Perth, Western Australia
March 17th 1886
My Dear Mr Chesson,
Since the date of my long letter I have been subjected to considerable annoyances and pain in consequence of the decided attitude which I still maintain in relation to the oppressors of the unfortunate natives of the North West.
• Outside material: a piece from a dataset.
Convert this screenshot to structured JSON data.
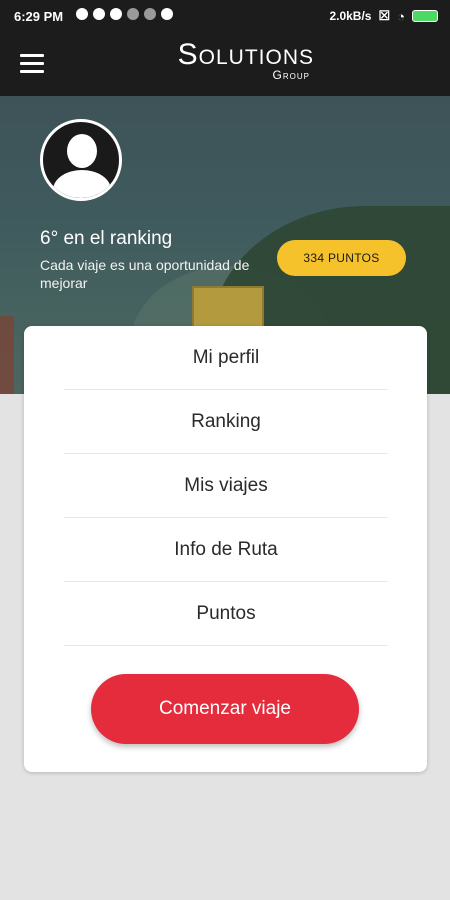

In the letter of an English Lady which I enclose you will at once see my present position even so far as my governing powers are concerned. The (Bishop and committee) are afraid to act independently lest interested parties upon whom they depend for funds should be offended. I have spoken and written matter of fact, which has brought down the wrath of the wicked perpetrators upon me, and instead of standing by me as they should have done, they have in a great measure yielded to the popular cry and have now strictly enjoined me to keep my mouth shut and my pen still. And the Bishop has gone so far as to try to face me to a written engagement that I would not communicate any vile facts (cruelty etc.) to any public bodies. The blow being I firmly believe aimed chiefly at your own society. But such engagement as you may suppose I have not given. I desire you to receive the facts I have sent you as from a private friend, you can of course use them in the best and wisest way without letting my name appear (for the present).
The warrants for the arrest of my assistants have not yet been issued although I have interviewed the Governor upon the subject. There is truly speaking but little right and justice to be got in this strange colony.
John B. Gribble
F.W. Chesson Esq